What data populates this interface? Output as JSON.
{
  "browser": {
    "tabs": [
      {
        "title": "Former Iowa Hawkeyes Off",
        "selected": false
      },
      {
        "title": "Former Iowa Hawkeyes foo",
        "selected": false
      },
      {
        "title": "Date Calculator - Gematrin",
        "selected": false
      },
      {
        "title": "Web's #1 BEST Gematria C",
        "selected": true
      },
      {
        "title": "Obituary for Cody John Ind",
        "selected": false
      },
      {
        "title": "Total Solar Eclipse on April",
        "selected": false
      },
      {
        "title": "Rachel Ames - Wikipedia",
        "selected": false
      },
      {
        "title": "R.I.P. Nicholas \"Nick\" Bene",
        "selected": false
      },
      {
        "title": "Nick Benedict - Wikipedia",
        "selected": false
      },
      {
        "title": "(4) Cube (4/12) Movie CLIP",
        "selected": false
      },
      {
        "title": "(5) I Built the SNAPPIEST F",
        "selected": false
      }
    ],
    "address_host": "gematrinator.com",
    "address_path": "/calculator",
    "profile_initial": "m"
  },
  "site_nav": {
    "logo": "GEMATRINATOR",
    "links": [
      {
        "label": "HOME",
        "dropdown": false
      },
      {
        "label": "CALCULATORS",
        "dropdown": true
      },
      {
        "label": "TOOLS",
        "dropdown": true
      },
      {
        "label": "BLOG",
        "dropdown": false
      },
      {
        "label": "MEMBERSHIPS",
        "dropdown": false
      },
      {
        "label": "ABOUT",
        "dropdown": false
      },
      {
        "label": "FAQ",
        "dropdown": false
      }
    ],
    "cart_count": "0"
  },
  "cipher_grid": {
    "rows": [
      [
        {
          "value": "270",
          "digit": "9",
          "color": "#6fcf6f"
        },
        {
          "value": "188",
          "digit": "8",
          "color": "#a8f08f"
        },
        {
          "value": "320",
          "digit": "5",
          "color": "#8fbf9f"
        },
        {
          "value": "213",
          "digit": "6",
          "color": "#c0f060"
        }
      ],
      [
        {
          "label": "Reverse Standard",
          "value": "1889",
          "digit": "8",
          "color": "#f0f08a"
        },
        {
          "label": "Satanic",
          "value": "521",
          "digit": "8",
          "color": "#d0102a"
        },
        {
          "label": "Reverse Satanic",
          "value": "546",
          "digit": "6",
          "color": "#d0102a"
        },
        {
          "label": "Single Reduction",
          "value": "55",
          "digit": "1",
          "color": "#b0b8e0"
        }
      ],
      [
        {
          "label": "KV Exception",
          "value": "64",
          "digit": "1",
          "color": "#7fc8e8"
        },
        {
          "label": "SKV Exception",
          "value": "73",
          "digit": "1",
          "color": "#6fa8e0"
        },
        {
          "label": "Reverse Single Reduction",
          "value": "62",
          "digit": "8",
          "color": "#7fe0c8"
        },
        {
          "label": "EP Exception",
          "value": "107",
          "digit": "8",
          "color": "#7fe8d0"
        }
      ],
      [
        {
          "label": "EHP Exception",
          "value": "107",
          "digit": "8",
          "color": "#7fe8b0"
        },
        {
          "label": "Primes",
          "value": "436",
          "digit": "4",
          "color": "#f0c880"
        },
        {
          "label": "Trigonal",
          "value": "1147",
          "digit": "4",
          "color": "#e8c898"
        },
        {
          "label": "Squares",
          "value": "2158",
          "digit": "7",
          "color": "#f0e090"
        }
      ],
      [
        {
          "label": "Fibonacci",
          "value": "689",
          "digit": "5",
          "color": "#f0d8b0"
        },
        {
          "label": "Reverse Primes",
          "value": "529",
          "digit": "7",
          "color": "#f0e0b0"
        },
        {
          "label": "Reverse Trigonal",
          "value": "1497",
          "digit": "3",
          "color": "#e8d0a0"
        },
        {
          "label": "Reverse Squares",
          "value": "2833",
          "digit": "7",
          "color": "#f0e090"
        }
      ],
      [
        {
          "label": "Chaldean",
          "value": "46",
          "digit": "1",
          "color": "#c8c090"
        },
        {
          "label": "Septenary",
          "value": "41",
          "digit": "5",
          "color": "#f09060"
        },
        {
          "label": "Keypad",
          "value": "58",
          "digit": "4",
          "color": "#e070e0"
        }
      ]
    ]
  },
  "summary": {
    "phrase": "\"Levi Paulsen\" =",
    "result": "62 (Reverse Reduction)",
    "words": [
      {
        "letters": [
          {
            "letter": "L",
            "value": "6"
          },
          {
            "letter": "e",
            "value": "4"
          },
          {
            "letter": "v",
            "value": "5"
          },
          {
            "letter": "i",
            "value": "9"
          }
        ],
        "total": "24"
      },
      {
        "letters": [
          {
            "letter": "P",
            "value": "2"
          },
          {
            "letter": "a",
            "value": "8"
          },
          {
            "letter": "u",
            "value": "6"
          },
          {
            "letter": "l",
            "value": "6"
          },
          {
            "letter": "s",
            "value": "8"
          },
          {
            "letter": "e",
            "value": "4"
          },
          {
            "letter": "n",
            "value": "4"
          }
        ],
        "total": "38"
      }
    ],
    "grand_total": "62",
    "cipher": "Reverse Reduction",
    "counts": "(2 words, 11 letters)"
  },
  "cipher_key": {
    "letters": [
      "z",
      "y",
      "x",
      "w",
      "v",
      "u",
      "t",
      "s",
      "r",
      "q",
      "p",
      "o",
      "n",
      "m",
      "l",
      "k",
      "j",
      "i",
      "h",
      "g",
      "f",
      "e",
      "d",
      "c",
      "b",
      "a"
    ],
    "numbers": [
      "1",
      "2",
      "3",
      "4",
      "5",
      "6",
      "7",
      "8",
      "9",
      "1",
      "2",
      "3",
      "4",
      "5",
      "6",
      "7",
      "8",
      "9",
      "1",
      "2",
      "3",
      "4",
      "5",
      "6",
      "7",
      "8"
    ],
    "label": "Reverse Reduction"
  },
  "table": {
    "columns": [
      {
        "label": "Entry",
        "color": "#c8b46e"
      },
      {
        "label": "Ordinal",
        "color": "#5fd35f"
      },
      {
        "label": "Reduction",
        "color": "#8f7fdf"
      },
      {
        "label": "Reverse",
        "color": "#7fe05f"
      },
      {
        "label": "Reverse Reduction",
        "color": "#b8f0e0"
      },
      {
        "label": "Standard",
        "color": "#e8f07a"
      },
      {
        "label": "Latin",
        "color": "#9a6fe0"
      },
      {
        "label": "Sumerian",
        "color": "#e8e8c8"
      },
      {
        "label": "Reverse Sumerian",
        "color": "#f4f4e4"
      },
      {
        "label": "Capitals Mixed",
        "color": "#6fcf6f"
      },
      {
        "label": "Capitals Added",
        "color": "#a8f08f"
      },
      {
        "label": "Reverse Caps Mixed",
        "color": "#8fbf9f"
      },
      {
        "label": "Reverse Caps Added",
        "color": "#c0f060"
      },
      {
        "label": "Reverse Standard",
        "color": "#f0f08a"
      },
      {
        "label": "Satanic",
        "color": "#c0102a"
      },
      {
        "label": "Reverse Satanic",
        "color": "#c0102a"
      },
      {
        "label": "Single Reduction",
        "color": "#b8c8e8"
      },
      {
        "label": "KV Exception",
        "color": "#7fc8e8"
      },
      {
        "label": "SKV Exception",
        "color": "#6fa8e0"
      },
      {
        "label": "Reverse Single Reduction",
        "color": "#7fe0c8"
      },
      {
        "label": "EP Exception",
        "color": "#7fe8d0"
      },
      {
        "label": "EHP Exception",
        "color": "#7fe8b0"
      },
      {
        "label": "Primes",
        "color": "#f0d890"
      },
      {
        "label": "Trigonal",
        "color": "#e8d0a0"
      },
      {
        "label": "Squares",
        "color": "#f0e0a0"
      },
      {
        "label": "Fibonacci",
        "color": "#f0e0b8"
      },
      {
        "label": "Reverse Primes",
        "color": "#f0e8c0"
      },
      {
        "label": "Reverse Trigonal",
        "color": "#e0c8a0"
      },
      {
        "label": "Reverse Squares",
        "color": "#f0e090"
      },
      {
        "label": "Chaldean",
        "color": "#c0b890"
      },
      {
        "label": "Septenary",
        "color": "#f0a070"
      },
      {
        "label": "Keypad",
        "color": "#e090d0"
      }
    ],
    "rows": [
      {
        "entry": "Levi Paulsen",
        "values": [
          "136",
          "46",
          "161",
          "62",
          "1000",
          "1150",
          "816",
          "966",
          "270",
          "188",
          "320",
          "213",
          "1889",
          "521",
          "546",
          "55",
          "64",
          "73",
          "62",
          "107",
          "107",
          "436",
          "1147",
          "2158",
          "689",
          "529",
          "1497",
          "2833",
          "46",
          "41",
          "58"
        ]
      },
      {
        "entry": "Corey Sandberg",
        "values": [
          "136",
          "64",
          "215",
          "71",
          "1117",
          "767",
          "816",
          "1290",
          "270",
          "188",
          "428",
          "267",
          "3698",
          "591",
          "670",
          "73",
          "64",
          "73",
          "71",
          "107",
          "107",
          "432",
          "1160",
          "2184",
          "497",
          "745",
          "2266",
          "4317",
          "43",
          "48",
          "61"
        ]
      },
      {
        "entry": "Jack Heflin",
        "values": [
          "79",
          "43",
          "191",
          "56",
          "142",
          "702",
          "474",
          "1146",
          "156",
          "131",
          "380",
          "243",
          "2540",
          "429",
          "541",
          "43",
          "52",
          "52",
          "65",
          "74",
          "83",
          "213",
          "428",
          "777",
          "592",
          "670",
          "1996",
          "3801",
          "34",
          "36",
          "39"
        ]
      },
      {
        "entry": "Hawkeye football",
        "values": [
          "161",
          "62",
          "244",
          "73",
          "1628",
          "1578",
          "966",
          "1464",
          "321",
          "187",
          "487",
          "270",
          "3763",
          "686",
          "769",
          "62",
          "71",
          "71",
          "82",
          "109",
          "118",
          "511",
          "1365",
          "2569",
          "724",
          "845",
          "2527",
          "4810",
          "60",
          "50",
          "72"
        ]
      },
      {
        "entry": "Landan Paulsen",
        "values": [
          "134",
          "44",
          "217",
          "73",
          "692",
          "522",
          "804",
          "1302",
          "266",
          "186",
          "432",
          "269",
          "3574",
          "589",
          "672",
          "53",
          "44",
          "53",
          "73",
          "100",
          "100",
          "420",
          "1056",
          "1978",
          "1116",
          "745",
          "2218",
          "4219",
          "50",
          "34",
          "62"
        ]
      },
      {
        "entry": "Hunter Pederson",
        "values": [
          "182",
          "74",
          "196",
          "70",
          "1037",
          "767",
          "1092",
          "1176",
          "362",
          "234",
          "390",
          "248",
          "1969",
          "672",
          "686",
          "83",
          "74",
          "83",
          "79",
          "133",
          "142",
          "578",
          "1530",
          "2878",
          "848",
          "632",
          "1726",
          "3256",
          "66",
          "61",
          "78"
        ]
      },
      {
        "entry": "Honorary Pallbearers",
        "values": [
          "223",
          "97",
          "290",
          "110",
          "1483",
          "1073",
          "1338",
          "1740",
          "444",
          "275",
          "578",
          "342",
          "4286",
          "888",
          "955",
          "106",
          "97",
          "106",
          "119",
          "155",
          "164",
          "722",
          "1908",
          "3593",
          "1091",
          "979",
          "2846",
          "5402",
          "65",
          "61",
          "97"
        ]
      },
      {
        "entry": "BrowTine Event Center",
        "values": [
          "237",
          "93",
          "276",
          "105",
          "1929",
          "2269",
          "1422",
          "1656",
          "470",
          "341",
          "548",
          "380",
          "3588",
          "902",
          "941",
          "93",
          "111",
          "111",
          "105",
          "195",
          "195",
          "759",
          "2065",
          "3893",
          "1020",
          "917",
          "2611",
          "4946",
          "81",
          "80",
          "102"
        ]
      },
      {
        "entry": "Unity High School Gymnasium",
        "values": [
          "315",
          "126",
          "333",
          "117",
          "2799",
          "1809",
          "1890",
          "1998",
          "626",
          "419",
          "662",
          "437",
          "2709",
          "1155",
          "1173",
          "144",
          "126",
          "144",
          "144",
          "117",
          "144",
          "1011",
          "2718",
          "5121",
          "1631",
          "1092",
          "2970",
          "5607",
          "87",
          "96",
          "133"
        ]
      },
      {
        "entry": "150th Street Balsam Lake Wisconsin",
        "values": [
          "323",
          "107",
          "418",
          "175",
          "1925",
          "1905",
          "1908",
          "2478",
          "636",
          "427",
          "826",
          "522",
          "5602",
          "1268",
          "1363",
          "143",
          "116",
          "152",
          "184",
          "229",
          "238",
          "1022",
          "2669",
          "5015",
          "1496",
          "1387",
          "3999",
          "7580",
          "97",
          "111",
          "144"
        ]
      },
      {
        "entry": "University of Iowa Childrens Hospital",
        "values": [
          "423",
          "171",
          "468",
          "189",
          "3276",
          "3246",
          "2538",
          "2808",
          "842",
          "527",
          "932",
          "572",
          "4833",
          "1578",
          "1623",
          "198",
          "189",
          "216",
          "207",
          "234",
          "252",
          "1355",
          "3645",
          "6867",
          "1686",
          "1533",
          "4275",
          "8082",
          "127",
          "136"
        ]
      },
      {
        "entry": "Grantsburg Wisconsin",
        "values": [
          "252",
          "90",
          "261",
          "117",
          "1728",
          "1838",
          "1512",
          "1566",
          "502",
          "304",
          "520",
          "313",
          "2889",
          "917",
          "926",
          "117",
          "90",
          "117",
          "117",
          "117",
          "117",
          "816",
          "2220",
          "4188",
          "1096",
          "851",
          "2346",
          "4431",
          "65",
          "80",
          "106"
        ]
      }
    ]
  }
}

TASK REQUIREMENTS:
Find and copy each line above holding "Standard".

EXERCISE ANSWER:
          "label": "Reverse Standard",
        "label": "Standard",
        "label": "Reverse Standard",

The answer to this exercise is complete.